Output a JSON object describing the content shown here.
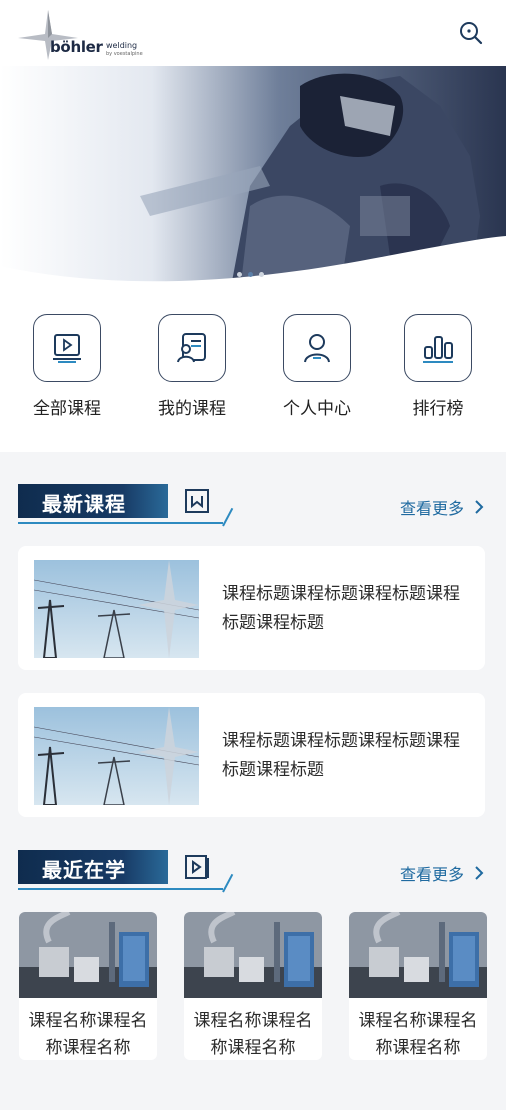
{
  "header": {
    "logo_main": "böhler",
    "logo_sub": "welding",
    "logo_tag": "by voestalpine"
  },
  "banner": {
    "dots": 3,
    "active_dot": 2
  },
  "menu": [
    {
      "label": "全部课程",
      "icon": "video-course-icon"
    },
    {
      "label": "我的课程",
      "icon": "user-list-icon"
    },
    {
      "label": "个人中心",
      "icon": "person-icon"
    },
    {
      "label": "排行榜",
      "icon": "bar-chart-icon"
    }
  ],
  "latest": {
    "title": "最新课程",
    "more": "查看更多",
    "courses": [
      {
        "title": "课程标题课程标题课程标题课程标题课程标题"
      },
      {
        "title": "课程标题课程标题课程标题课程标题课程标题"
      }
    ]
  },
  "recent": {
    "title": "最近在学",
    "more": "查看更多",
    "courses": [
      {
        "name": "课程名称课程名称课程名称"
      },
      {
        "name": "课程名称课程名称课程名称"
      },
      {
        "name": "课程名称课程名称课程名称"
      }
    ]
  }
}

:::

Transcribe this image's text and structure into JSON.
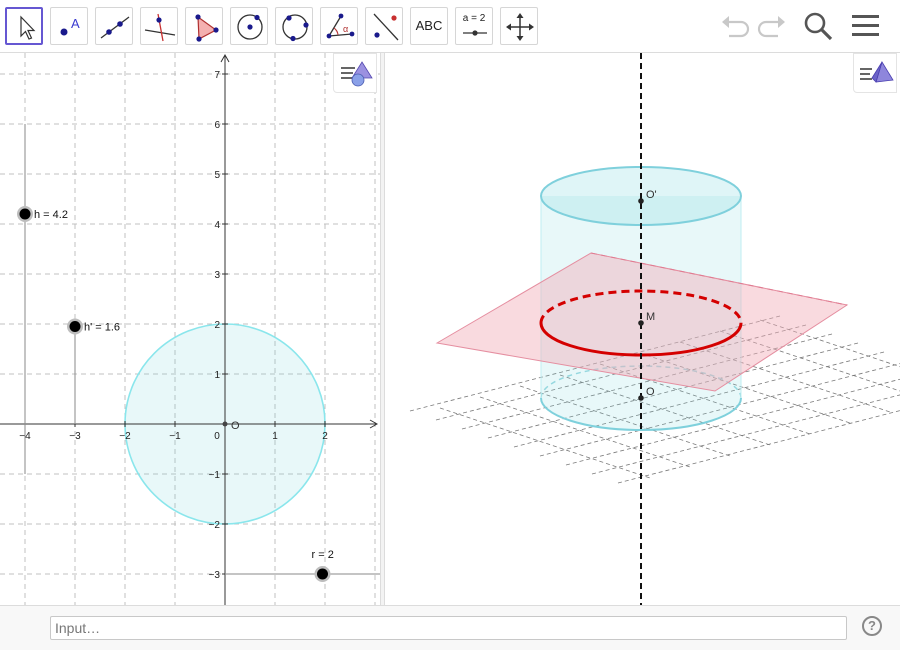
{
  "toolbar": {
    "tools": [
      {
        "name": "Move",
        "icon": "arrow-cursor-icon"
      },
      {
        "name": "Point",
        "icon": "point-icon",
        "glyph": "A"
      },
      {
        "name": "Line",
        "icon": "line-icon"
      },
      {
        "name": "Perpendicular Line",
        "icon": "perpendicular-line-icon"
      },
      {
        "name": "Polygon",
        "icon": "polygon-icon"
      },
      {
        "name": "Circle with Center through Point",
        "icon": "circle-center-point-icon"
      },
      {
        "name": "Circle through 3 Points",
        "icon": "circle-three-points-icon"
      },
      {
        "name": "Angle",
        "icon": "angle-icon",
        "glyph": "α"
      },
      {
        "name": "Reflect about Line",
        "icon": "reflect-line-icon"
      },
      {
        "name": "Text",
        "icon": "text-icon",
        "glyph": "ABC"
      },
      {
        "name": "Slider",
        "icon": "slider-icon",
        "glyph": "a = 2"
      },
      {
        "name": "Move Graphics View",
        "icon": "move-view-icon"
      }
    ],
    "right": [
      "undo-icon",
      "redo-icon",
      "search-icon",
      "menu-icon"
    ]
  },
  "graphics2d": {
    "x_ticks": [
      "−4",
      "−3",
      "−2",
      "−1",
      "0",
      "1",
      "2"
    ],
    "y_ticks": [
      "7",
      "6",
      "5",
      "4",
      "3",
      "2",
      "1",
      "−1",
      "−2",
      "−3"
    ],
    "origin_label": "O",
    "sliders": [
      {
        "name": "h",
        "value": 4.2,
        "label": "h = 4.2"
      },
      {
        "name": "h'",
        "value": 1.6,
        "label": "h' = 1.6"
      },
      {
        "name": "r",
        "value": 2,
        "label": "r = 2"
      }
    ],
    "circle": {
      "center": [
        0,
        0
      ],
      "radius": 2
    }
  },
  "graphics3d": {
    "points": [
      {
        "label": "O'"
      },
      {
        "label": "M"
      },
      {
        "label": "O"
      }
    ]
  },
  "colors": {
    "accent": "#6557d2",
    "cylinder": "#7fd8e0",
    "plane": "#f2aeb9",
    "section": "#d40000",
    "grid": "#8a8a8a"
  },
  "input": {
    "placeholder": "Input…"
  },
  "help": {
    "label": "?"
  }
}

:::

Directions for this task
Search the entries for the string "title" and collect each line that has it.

Answer space
    "title": "最新课程",
        "title": "课程标题课程标题课程标题课程标题课程标题"
        "title": "课程标题课程标题课程标题课程标题课程标题"
    "title": "最近在学",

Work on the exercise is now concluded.